THE PROBLEM: Please copy every line of the data in which the string "analysis" appears.

SOURCE RECORDS:

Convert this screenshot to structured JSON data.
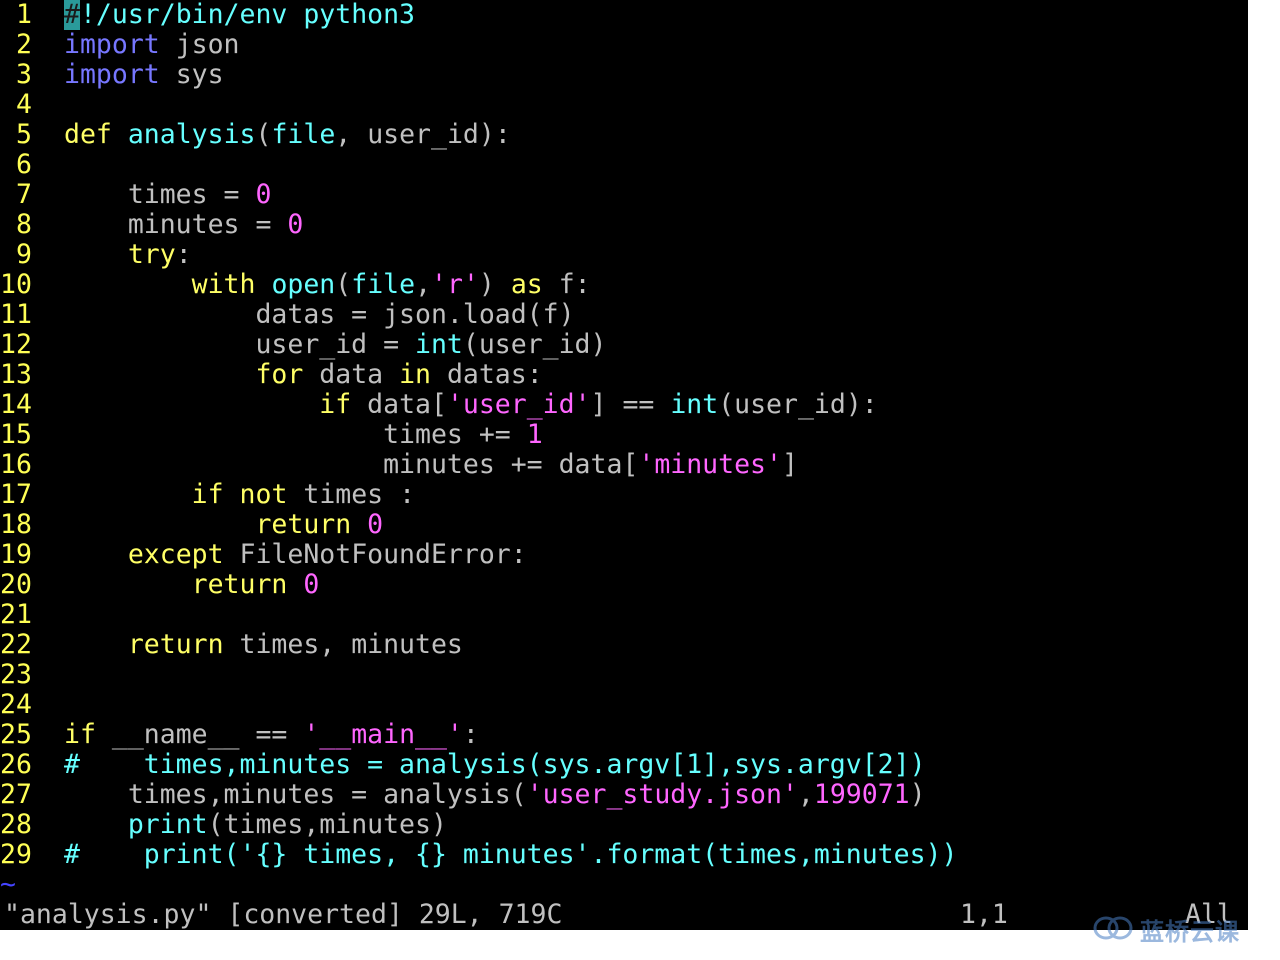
{
  "colors": {
    "background": "#000000",
    "line_number": "#ffff55",
    "keyword": "#ffff66",
    "import": "#7777ff",
    "function_name": "#66ffff",
    "builtin": "#66ffff",
    "string": "#ff66ff",
    "number": "#ff66ff",
    "plain": "#c0c0c0",
    "comment": "#66ffff",
    "tilde": "#4444ff",
    "status": "#c0c0c0",
    "watermark": "#4a7fc4"
  },
  "editor": {
    "lines": [
      {
        "n": " 1",
        "tokens": [
          {
            "t": "#",
            "c": "cursor"
          },
          {
            "t": "!/usr/bin/env python3",
            "c": "comment"
          }
        ]
      },
      {
        "n": " 2",
        "tokens": [
          {
            "t": "import",
            "c": "import"
          },
          {
            "t": " json",
            "c": "plain"
          }
        ]
      },
      {
        "n": " 3",
        "tokens": [
          {
            "t": "import",
            "c": "import"
          },
          {
            "t": " sys",
            "c": "plain"
          }
        ]
      },
      {
        "n": " 4",
        "tokens": []
      },
      {
        "n": " 5",
        "tokens": [
          {
            "t": "def",
            "c": "keyword"
          },
          {
            "t": " ",
            "c": "plain"
          },
          {
            "t": "analysis",
            "c": "function_name"
          },
          {
            "t": "(",
            "c": "plain"
          },
          {
            "t": "file",
            "c": "builtin"
          },
          {
            "t": ", user_id):",
            "c": "plain"
          }
        ]
      },
      {
        "n": " 6",
        "tokens": []
      },
      {
        "n": " 7",
        "tokens": [
          {
            "t": "    times = ",
            "c": "plain"
          },
          {
            "t": "0",
            "c": "number"
          }
        ]
      },
      {
        "n": " 8",
        "tokens": [
          {
            "t": "    minutes = ",
            "c": "plain"
          },
          {
            "t": "0",
            "c": "number"
          }
        ]
      },
      {
        "n": " 9",
        "tokens": [
          {
            "t": "    ",
            "c": "plain"
          },
          {
            "t": "try",
            "c": "keyword"
          },
          {
            "t": ":",
            "c": "plain"
          }
        ]
      },
      {
        "n": "10",
        "tokens": [
          {
            "t": "        ",
            "c": "plain"
          },
          {
            "t": "with",
            "c": "keyword"
          },
          {
            "t": " ",
            "c": "plain"
          },
          {
            "t": "open",
            "c": "builtin"
          },
          {
            "t": "(",
            "c": "plain"
          },
          {
            "t": "file",
            "c": "builtin"
          },
          {
            "t": ",",
            "c": "plain"
          },
          {
            "t": "'r'",
            "c": "string"
          },
          {
            "t": ") ",
            "c": "plain"
          },
          {
            "t": "as",
            "c": "keyword"
          },
          {
            "t": " f:",
            "c": "plain"
          }
        ]
      },
      {
        "n": "11",
        "tokens": [
          {
            "t": "            datas = json.load(f)",
            "c": "plain"
          }
        ]
      },
      {
        "n": "12",
        "tokens": [
          {
            "t": "            user_id = ",
            "c": "plain"
          },
          {
            "t": "int",
            "c": "builtin"
          },
          {
            "t": "(user_id)",
            "c": "plain"
          }
        ]
      },
      {
        "n": "13",
        "tokens": [
          {
            "t": "            ",
            "c": "plain"
          },
          {
            "t": "for",
            "c": "keyword"
          },
          {
            "t": " data ",
            "c": "plain"
          },
          {
            "t": "in",
            "c": "keyword"
          },
          {
            "t": " datas:",
            "c": "plain"
          }
        ]
      },
      {
        "n": "14",
        "tokens": [
          {
            "t": "                ",
            "c": "plain"
          },
          {
            "t": "if",
            "c": "keyword"
          },
          {
            "t": " data[",
            "c": "plain"
          },
          {
            "t": "'user_id'",
            "c": "string"
          },
          {
            "t": "] == ",
            "c": "plain"
          },
          {
            "t": "int",
            "c": "builtin"
          },
          {
            "t": "(user_id):",
            "c": "plain"
          }
        ]
      },
      {
        "n": "15",
        "tokens": [
          {
            "t": "                    times += ",
            "c": "plain"
          },
          {
            "t": "1",
            "c": "number"
          }
        ]
      },
      {
        "n": "16",
        "tokens": [
          {
            "t": "                    minutes += data[",
            "c": "plain"
          },
          {
            "t": "'minutes'",
            "c": "string"
          },
          {
            "t": "]",
            "c": "plain"
          }
        ]
      },
      {
        "n": "17",
        "tokens": [
          {
            "t": "        ",
            "c": "plain"
          },
          {
            "t": "if",
            "c": "keyword"
          },
          {
            "t": " ",
            "c": "plain"
          },
          {
            "t": "not",
            "c": "keyword"
          },
          {
            "t": " times :",
            "c": "plain"
          }
        ]
      },
      {
        "n": "18",
        "tokens": [
          {
            "t": "            ",
            "c": "plain"
          },
          {
            "t": "return",
            "c": "keyword"
          },
          {
            "t": " ",
            "c": "plain"
          },
          {
            "t": "0",
            "c": "number"
          }
        ]
      },
      {
        "n": "19",
        "tokens": [
          {
            "t": "    ",
            "c": "plain"
          },
          {
            "t": "except",
            "c": "keyword"
          },
          {
            "t": " FileNotFoundError:",
            "c": "plain"
          }
        ]
      },
      {
        "n": "20",
        "tokens": [
          {
            "t": "        ",
            "c": "plain"
          },
          {
            "t": "return",
            "c": "keyword"
          },
          {
            "t": " ",
            "c": "plain"
          },
          {
            "t": "0",
            "c": "number"
          }
        ]
      },
      {
        "n": "21",
        "tokens": []
      },
      {
        "n": "22",
        "tokens": [
          {
            "t": "    ",
            "c": "plain"
          },
          {
            "t": "return",
            "c": "keyword"
          },
          {
            "t": " times, minutes",
            "c": "plain"
          }
        ]
      },
      {
        "n": "23",
        "tokens": []
      },
      {
        "n": "24",
        "tokens": []
      },
      {
        "n": "25",
        "tokens": [
          {
            "t": "if",
            "c": "keyword"
          },
          {
            "t": " __name__ == ",
            "c": "plain"
          },
          {
            "t": "'__main__'",
            "c": "string"
          },
          {
            "t": ":",
            "c": "plain"
          }
        ]
      },
      {
        "n": "26",
        "tokens": [
          {
            "t": "#    times,minutes = analysis(sys.argv[1],sys.argv[2])",
            "c": "comment"
          }
        ]
      },
      {
        "n": "27",
        "tokens": [
          {
            "t": "    times,minutes = analysis(",
            "c": "plain"
          },
          {
            "t": "'user_study.json'",
            "c": "string"
          },
          {
            "t": ",",
            "c": "plain"
          },
          {
            "t": "199071",
            "c": "number"
          },
          {
            "t": ")",
            "c": "plain"
          }
        ]
      },
      {
        "n": "28",
        "tokens": [
          {
            "t": "    ",
            "c": "plain"
          },
          {
            "t": "print",
            "c": "builtin"
          },
          {
            "t": "(times,minutes)",
            "c": "plain"
          }
        ]
      },
      {
        "n": "29",
        "tokens": [
          {
            "t": "#    print('{} times, {} minutes'.format(times,minutes))",
            "c": "comment"
          }
        ]
      }
    ],
    "tilde_marker": "~"
  },
  "status": {
    "file_info": "\"analysis.py\" [converted] 29L, 719C",
    "cursor_position": "1,1",
    "scroll_indicator": "All"
  },
  "watermark": {
    "icon": "cloud-logo-icon",
    "text": "蓝桥云课"
  }
}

ANSWER BOX:
            "t": "analysis",
            "t": "#    times,minutes = analysis(sys.argv[1],sys.argv[2])",
            "t": "    times,minutes = analysis(",
    "file_info": "\"analysis.py\" [converted] 29L, 719C",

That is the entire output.